It’s easy to skip a few spots when you are flossing in a hurry and trying to get finished. However, you should never stop flossing until you have gotten both sides of every tooth. Not getting both sides of every tooth leaves food particles and debris stuck in between the space and it can encourage tooth decay.

Mistake: Assuming you should stop flossing if you see blood.

It is actually far more normal than most people realize to see a little blood when you floss your teeth. As the floss rubs against the soft tissue of the gums, it can cause a bit of blood, and that is perfectly OK. It is never safe to assume that you should stop flossing altogether because your floss is getting tinged pink with bloody saliva. If the bleeding is severe, make sure you speak to a dentist about the issue, but do not stop flossing.

Mistake: Flossing so fast that you miss food particles.

Flossing your teeth should take you about two minutes once you get in the habit of doing so. With the availability of flossing picks, the time can even be reduced. However, make sure you are allowing a sufficient amount of time with every tooth as you floss. If you are simply running the floss between your teeth rapidly just to get through, you may not be getting all the debris or food particles.

Reach Out to Woodlane Family and Cosmetic Dentistry for Oral Hygiene Needs

Flossing is an important part of your everyday oral health routine, and it makes a huge difference between professional dental hygiene appointments. If you need to learn how to floss properly or would like to make an appointment for teeth cleaning, reach out to us at Woodlane Family and Cosmetic Dentistry in Woodbury, MN for help.

3 Best Ways to Prevent Cavities

Cavities aren’t fun for anyone, yet they seem to be very common. If you think that cavities are a necessary part of life, though, you’re mistaken. Some people have never had a cavity in their lives. Others get cavities very often. Why is it that some people never experience cavities while others can’t seem to be rid of them? The answer is that some people practice certain dental hygiene tips that prevent cavities.

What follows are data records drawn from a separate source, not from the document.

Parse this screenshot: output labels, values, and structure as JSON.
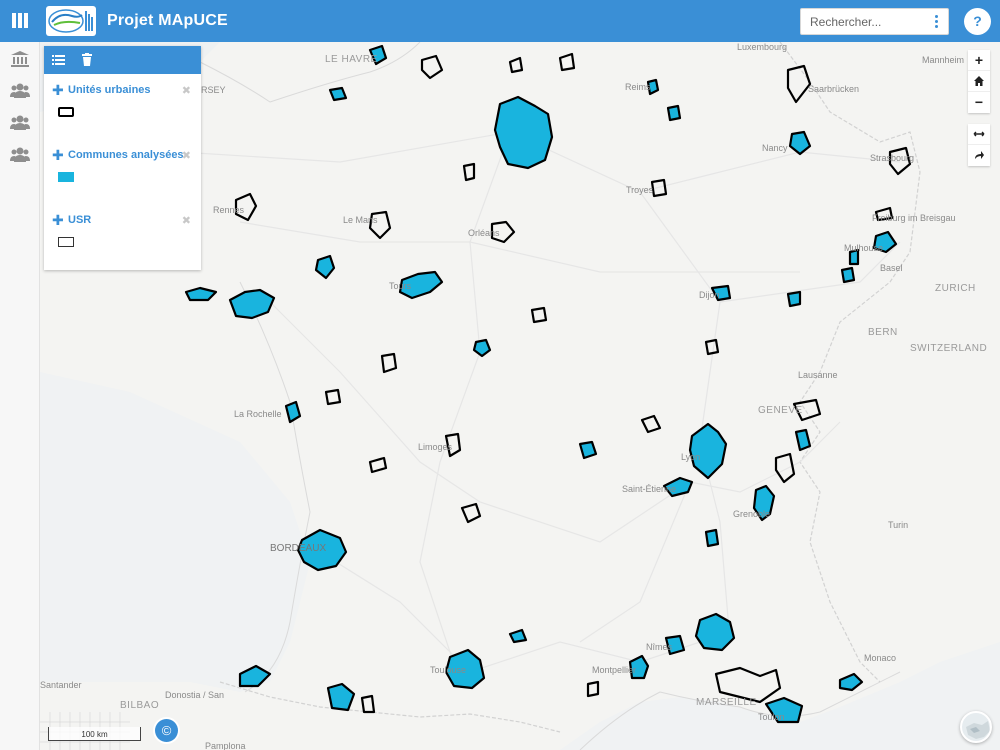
{
  "app": {
    "title": "Projet MApUCE",
    "logo_icon": "mapuce-logo"
  },
  "search": {
    "placeholder": "Rechercher..."
  },
  "help": {
    "label": "?"
  },
  "colors": {
    "accent": "#3a8fd6",
    "urban_fill": "#19b4de",
    "outline": "#000000",
    "map_bg": "#f4f4f2"
  },
  "sidebar": {
    "items": [
      {
        "icon": "institution-icon"
      },
      {
        "icon": "users-icon"
      },
      {
        "icon": "users-icon"
      },
      {
        "icon": "users-icon"
      }
    ]
  },
  "legend": {
    "tools": [
      "list-icon",
      "trash-icon"
    ],
    "layers": [
      {
        "name": "Unités urbaines",
        "close": "✖",
        "swatch": "outline"
      },
      {
        "name": "Communes analysées",
        "close": "✖",
        "swatch": "fill"
      },
      {
        "name": "USR",
        "close": "✖",
        "swatch": "thin-outline"
      }
    ]
  },
  "map_controls": {
    "zoom_in": "+",
    "home": "home-icon",
    "zoom_out": "−",
    "measure": "measure-icon",
    "share": "arrow-icon"
  },
  "scale": {
    "label": "100 km"
  },
  "attribution": {
    "label": "©"
  },
  "places": [
    "LE HAVRE",
    "ERSEY",
    "Luxembourg",
    "Mannheim",
    "Reims",
    "Saarbrücken",
    "Nancy",
    "Strasbourg",
    "Rennes",
    "Le Mans",
    "Orléans",
    "Troyes",
    "Freiburg im Breisgau",
    "Mulhouse",
    "Basel",
    "ZURICH",
    "Tours",
    "Dijon",
    "BERN",
    "SWITZERLAND",
    "Lausanne",
    "La Rochelle",
    "Limoges",
    "GENEVE",
    "Lyon",
    "Saint-Étienne",
    "Grenoble",
    "Turin",
    "BORDEAUX",
    "Nîmes",
    "Montpellier",
    "Toulouse",
    "MARSEILLE",
    "Monaco",
    "Santander",
    "Donostia / San",
    "BILBAO",
    "Pamplona",
    "Toulon"
  ]
}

Here are the best ways you can use to prevent cavities, too.

1. Floss After Each Meal

You already know you should brush after each meal, but did you know you should floss after each meal, too? Flossing gets rid of food debris that gets stuck in between teeth. If you don’t floss after each meal, that leftover food debris could lead to the development of cavities.

2. Avoid Sugar

Bacteria feed on sugar. When you eat sugar-laden foods, bacteria in your mouth have plenty of sugar to eat, and then the bacteria count grows in number. When you have more bacteria, that means they will end up eating into your teeth, which means you will likely develop cavities. Avoiding sugar means much more than not opening up a sugar packet. You should start reading the labels on the foods you eat to check for added sugars. Unfortunately today, many processed foods do contain added sugars. To be on the safe side, just eat whole foods as much as possible and cook your own foods from home.

3. Get Dental Sealants

Dental sealants are a treatment that is available through your dentist’s office. It’s basically a clear coat that helps to fill in pits and cracks in your teeth that can be an entry point for bacteria to cause cavities. Dental sealants also create an added layer of protection over your teeth enamel. The dental sealant treatment is completely non-invasive and 100% painless. If you’re interested in dental sealant treatment, contact your dentist.

It’s hard to prevent cavities, but not impossible. Use the three tips mentioned above to help keep cavities from forming in your mouth.